Return every line from the records below that has the word "into".

Start of RECORDS SUPPLIED

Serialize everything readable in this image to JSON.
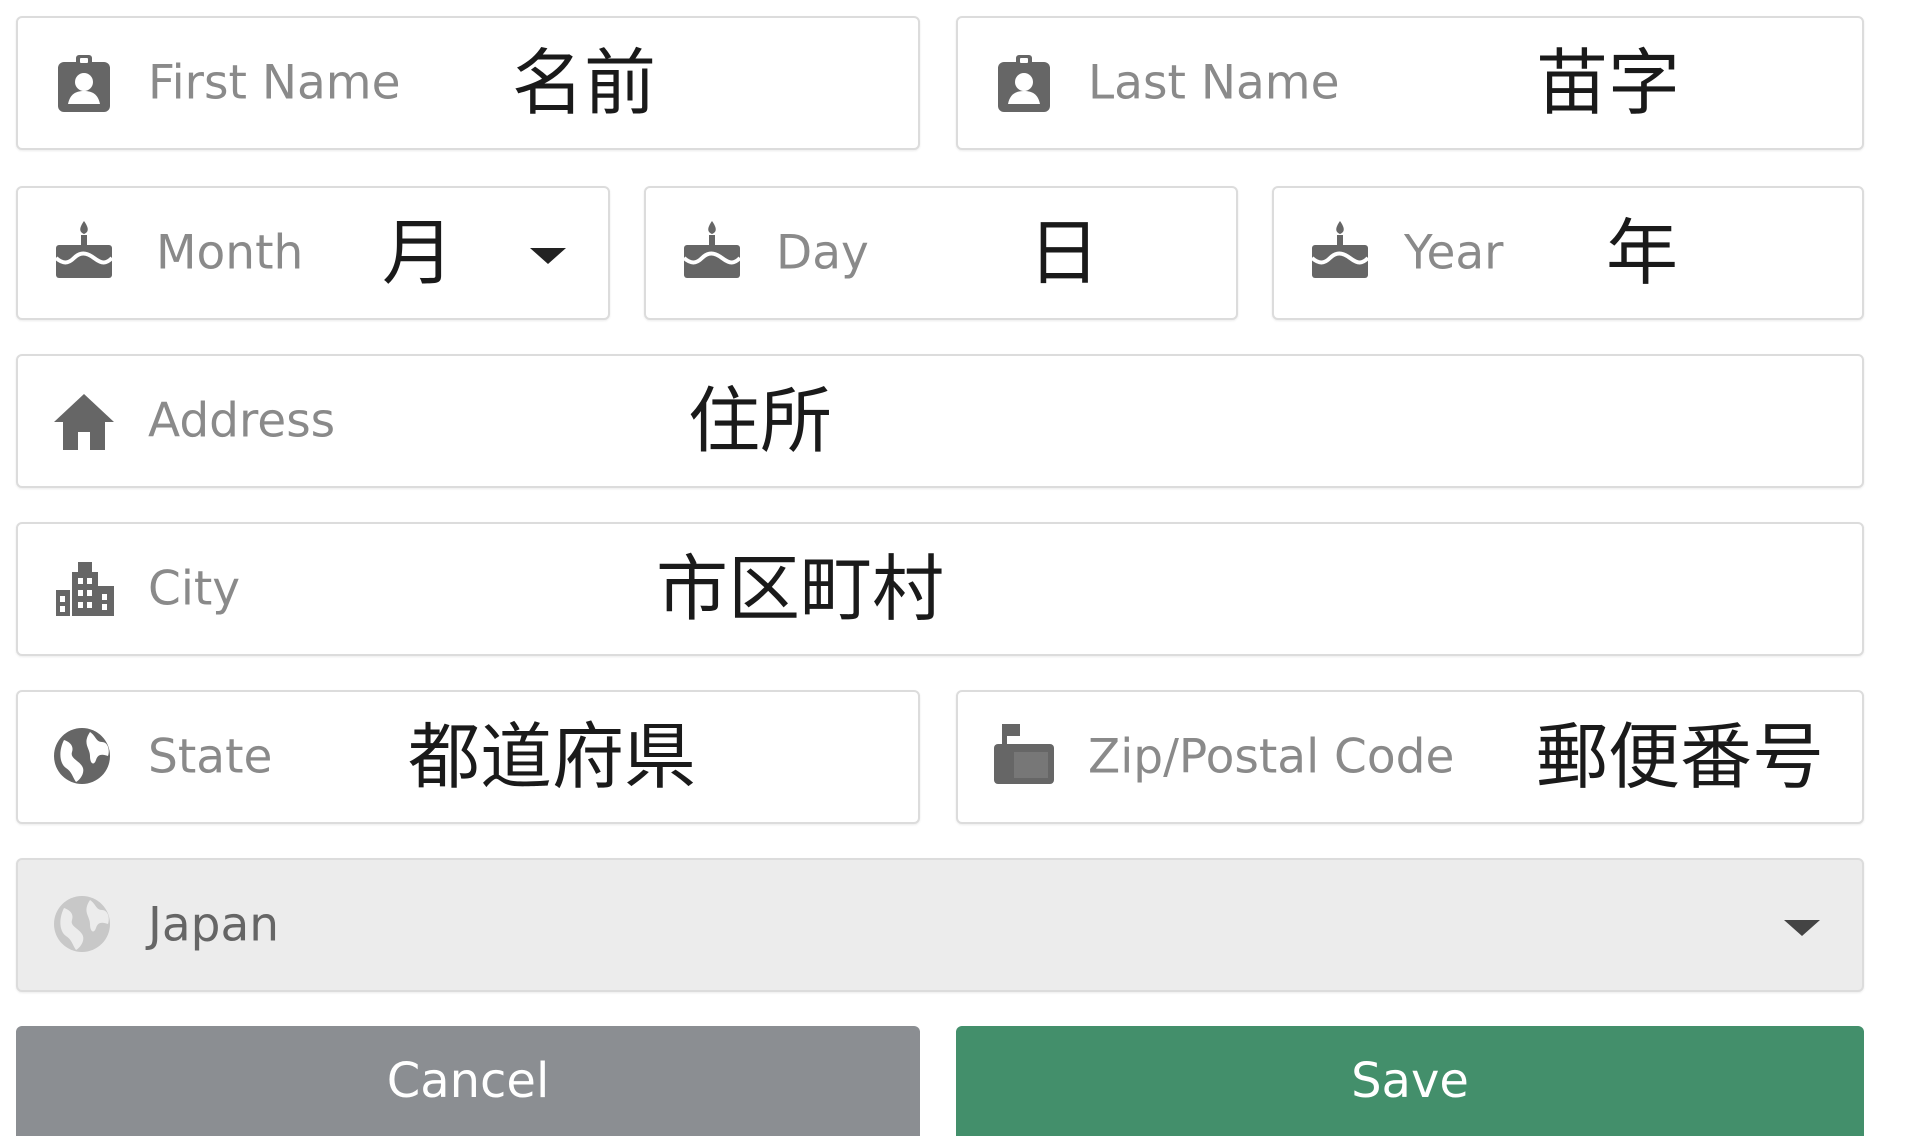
{
  "form": {
    "first_name": {
      "label": "First Name",
      "value": "名前",
      "icon": "contact-badge-icon"
    },
    "last_name": {
      "label": "Last Name",
      "value": "苗字",
      "icon": "contact-badge-icon"
    },
    "month": {
      "label": "Month",
      "value": "月",
      "icon": "birthday-cake-icon"
    },
    "day": {
      "label": "Day",
      "value": "日",
      "icon": "birthday-cake-icon"
    },
    "year": {
      "label": "Year",
      "value": "年",
      "icon": "birthday-cake-icon"
    },
    "address": {
      "label": "Address",
      "value": "住所",
      "icon": "home-icon"
    },
    "city": {
      "label": "City",
      "value": "市区町村",
      "icon": "city-buildings-icon"
    },
    "state": {
      "label": "State",
      "value": "都道府県",
      "icon": "globe-icon"
    },
    "zip": {
      "label": "Zip/Postal Code",
      "value": "郵便番号",
      "icon": "mailbox-icon"
    },
    "country": {
      "selected": "Japan",
      "icon": "globe-icon"
    }
  },
  "buttons": {
    "cancel": "Cancel",
    "save": "Save"
  },
  "colors": {
    "icon": "#666666",
    "label": "#8a8a8a",
    "value": "#1a1a1a",
    "border": "#dcdcdc",
    "country_bg": "#ececec",
    "cancel_bg": "#8b8e92",
    "save_bg": "#438f6b"
  }
}
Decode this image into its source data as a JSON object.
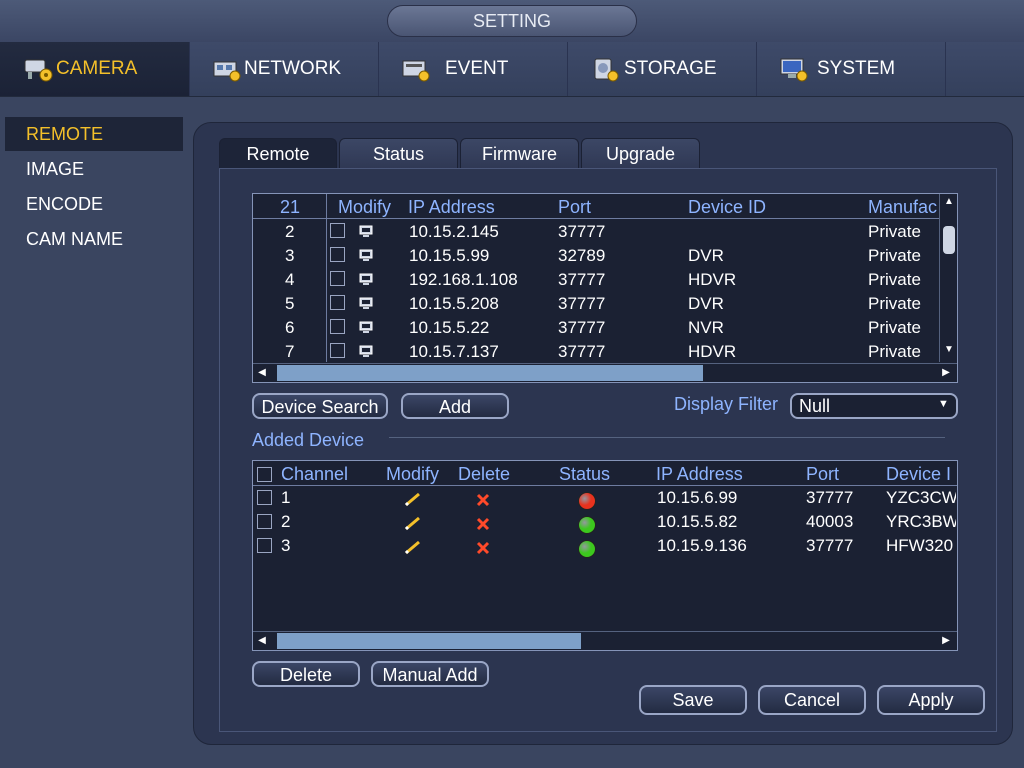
{
  "title": "SETTING",
  "main_tabs": [
    {
      "label": "CAMERA",
      "icon": "camera-settings-icon"
    },
    {
      "label": "NETWORK",
      "icon": "network-settings-icon"
    },
    {
      "label": "EVENT",
      "icon": "event-settings-icon"
    },
    {
      "label": "STORAGE",
      "icon": "storage-settings-icon"
    },
    {
      "label": "SYSTEM",
      "icon": "system-settings-icon"
    }
  ],
  "left_menu": [
    "REMOTE",
    "IMAGE",
    "ENCODE",
    "CAM NAME"
  ],
  "sub_tabs": [
    "Remote",
    "Status",
    "Firmware",
    "Upgrade"
  ],
  "search_table": {
    "count": "21",
    "headers": [
      "Modify",
      "IP Address",
      "Port",
      "Device ID",
      "Manufac"
    ],
    "rows": [
      {
        "no": "2",
        "ip": "10.15.2.145",
        "port": "37777",
        "device_id": "",
        "manufacturer": "Private"
      },
      {
        "no": "3",
        "ip": "10.15.5.99",
        "port": "32789",
        "device_id": "DVR",
        "manufacturer": "Private"
      },
      {
        "no": "4",
        "ip": "192.168.1.108",
        "port": "37777",
        "device_id": "HDVR",
        "manufacturer": "Private"
      },
      {
        "no": "5",
        "ip": "10.15.5.208",
        "port": "37777",
        "device_id": "DVR",
        "manufacturer": "Private"
      },
      {
        "no": "6",
        "ip": "10.15.5.22",
        "port": "37777",
        "device_id": "NVR",
        "manufacturer": "Private"
      },
      {
        "no": "7",
        "ip": "10.15.7.137",
        "port": "37777",
        "device_id": "HDVR",
        "manufacturer": "Private"
      }
    ]
  },
  "buttons": {
    "device_search": "Device Search",
    "add": "Add",
    "delete": "Delete",
    "manual_add": "Manual Add",
    "save": "Save",
    "cancel": "Cancel",
    "apply": "Apply"
  },
  "display_filter": {
    "label": "Display Filter",
    "value": "Null"
  },
  "added_device": {
    "title": "Added Device",
    "headers": [
      "Channel",
      "Modify",
      "Delete",
      "Status",
      "IP Address",
      "Port",
      "Device I"
    ],
    "rows": [
      {
        "channel": "1",
        "status": "offline",
        "status_color": "#e8321e",
        "ip": "10.15.6.99",
        "port": "37777",
        "device_id": "YZC3CW"
      },
      {
        "channel": "2",
        "status": "online",
        "status_color": "#3cc81e",
        "ip": "10.15.5.82",
        "port": "40003",
        "device_id": "YRC3BW"
      },
      {
        "channel": "3",
        "status": "online",
        "status_color": "#3cc81e",
        "ip": "10.15.9.136",
        "port": "37777",
        "device_id": "HFW320"
      }
    ]
  },
  "colors": {
    "active_tab_text": "#f4c02a",
    "header_text": "#8eb4ff"
  }
}
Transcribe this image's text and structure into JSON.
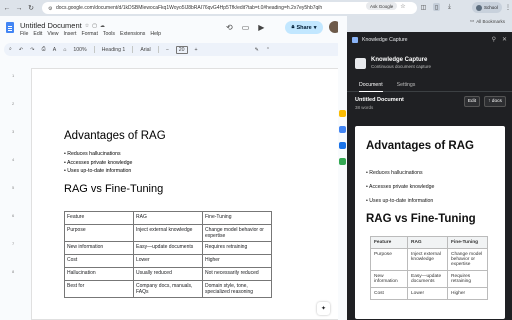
{
  "browser": {
    "url": "docs.google.com/document/d/1kDSBMlewocaFkq1Woyo5lJ8bRAI76qvG4Hp5Tfk/edit?tab=t.0#heading=h.2x7ey5hb7qih",
    "ask_google_label": "Ask Google",
    "profile_label": "School",
    "all_bookmarks_label": "All Bookmarks"
  },
  "docs": {
    "title": "Untitled Document",
    "menu": [
      "File",
      "Edit",
      "View",
      "Insert",
      "Format",
      "Tools",
      "Extensions",
      "Help"
    ],
    "share_label": "Share",
    "toolbar": {
      "zoom": "100%",
      "style": "Heading 1",
      "font": "Arial",
      "font_size": "20"
    },
    "ruler_marks": [
      "1",
      "2",
      "3",
      "4",
      "5",
      "6",
      "7",
      "8"
    ],
    "content": {
      "heading1": "Advantages of RAG",
      "bullets": [
        "Reduces hallucinations",
        "Accesses private knowledge",
        "Uses up-to-date information"
      ],
      "heading2": "RAG vs Fine-Tuning",
      "table": [
        [
          "Feature",
          "RAG",
          "Fine-Tuning"
        ],
        [
          "Purpose",
          "Inject external knowledge",
          "Change model behavior or expertise"
        ],
        [
          "New information",
          "Easy—update documents",
          "Requires retraining"
        ],
        [
          "Cost",
          "Lower",
          "Higher"
        ],
        [
          "Hallucination",
          "Usually reduced",
          "Not necessarily reduced"
        ],
        [
          "Best for",
          "Company docs, manuals, FAQs",
          "Domain style, tone, specialized reasoning"
        ]
      ]
    }
  },
  "panel": {
    "header_title": "Knowledge Capture",
    "app_title": "Knowledge Capture",
    "app_subtitle": "Continuous document capture",
    "tabs": [
      "Document",
      "Settings"
    ],
    "doc_name": "Untitled Document",
    "word_count": "38 words",
    "edit_label": "Edit",
    "docs_label": "↑ docs",
    "preview": {
      "heading1": "Advantages of RAG",
      "bullets": [
        "Reduces hallucinations",
        "Accesses private knowledge",
        "Uses up-to-date information"
      ],
      "heading2": "RAG vs Fine-Tuning",
      "table": [
        [
          "Feature",
          "RAG",
          "Fine-Tuning"
        ],
        [
          "Purpose",
          "Inject external knowledge",
          "Change model behavior or expertise"
        ],
        [
          "New information",
          "Easy—update documents",
          "Requires retraining"
        ],
        [
          "Cost",
          "Lower",
          "Higher"
        ]
      ]
    }
  },
  "colors": {
    "share_bg": "#c2e7ff",
    "panel_bg": "#1f2023",
    "docs_blue": "#4285f4"
  }
}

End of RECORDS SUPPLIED

SOLVED EXERCISE:
Decode this image into its source data as a JSON object.
Transcribe this image's text and structure into JSON.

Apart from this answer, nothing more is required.